[Element data from apps and pages]

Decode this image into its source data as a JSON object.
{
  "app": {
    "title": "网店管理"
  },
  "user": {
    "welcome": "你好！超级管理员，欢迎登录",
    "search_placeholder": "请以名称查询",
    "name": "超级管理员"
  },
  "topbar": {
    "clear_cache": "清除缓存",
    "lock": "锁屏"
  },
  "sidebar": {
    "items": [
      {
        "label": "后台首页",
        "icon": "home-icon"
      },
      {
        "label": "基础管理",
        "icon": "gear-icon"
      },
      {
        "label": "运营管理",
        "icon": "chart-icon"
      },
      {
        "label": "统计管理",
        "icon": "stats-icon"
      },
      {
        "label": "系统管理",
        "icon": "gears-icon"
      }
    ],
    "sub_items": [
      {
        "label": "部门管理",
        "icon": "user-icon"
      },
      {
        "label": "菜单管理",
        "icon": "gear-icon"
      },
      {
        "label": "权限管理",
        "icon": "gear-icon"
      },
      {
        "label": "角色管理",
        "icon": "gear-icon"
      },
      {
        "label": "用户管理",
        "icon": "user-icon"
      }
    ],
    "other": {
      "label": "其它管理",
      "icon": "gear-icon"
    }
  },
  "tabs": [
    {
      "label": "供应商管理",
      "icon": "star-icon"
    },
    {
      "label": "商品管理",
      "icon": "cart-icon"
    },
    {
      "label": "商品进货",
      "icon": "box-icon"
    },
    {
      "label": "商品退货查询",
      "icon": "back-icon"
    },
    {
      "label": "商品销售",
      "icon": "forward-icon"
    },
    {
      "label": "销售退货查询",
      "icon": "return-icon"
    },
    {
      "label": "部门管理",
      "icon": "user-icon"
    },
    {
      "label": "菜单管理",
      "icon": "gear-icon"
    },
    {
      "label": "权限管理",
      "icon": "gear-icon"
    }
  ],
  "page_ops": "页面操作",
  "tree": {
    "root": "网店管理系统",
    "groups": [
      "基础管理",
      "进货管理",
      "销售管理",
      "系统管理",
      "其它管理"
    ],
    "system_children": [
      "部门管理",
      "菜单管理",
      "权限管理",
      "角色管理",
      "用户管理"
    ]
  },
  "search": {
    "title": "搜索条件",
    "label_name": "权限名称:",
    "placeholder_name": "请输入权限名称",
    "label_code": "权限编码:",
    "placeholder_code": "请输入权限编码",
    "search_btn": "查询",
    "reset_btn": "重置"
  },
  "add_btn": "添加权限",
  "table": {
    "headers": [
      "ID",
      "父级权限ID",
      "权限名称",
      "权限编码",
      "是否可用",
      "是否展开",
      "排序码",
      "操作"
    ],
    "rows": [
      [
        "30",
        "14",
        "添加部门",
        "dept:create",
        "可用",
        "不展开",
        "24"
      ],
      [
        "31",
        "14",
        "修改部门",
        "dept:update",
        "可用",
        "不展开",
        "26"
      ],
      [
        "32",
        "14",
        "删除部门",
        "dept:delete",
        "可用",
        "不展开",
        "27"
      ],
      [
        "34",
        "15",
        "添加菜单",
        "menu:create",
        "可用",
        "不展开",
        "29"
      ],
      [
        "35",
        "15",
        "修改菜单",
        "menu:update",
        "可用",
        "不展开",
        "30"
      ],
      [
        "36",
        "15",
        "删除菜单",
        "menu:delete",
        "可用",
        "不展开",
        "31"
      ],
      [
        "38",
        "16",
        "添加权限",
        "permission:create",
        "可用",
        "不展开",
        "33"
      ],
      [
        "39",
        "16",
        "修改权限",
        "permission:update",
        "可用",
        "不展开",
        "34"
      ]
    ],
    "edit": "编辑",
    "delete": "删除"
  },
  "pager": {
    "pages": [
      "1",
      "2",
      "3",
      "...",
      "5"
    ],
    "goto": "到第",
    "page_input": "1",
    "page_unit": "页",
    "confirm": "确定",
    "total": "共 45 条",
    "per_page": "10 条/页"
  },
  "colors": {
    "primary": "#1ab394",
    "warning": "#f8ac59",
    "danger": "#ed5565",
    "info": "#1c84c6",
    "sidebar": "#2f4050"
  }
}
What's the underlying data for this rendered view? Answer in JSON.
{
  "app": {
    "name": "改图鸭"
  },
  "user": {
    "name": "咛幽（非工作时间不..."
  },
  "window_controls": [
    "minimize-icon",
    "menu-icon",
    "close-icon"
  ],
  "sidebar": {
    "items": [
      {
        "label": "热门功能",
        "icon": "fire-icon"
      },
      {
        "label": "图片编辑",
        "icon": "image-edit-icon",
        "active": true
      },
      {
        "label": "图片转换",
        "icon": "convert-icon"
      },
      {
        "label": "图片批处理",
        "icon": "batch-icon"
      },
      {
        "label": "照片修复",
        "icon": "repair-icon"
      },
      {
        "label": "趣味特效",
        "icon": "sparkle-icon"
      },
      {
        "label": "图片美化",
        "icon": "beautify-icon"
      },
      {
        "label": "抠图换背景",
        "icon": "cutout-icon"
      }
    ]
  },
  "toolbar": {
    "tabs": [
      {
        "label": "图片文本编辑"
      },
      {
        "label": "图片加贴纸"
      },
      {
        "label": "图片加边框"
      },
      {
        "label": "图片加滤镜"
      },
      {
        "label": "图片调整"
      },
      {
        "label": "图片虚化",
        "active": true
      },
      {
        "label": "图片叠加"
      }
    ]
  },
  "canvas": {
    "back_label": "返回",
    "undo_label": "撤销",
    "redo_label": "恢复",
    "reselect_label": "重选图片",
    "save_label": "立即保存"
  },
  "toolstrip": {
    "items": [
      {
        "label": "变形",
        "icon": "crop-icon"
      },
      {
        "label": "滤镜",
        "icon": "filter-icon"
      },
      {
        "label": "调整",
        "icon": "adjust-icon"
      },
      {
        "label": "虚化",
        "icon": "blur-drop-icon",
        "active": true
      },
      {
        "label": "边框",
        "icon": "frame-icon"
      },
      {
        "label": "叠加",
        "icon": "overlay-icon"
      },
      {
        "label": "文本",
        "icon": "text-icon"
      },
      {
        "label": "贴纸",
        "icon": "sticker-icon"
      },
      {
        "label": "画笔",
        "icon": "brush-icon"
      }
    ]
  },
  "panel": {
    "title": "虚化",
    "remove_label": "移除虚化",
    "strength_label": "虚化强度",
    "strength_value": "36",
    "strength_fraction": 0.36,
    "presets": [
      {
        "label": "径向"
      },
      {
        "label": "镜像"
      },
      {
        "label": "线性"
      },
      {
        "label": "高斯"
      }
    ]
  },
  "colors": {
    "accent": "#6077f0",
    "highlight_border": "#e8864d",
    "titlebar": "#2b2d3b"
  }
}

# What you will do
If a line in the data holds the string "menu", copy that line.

# Exercise response
        "menu:create",
        "menu:update",
        "menu:delete",
    "menu-icon",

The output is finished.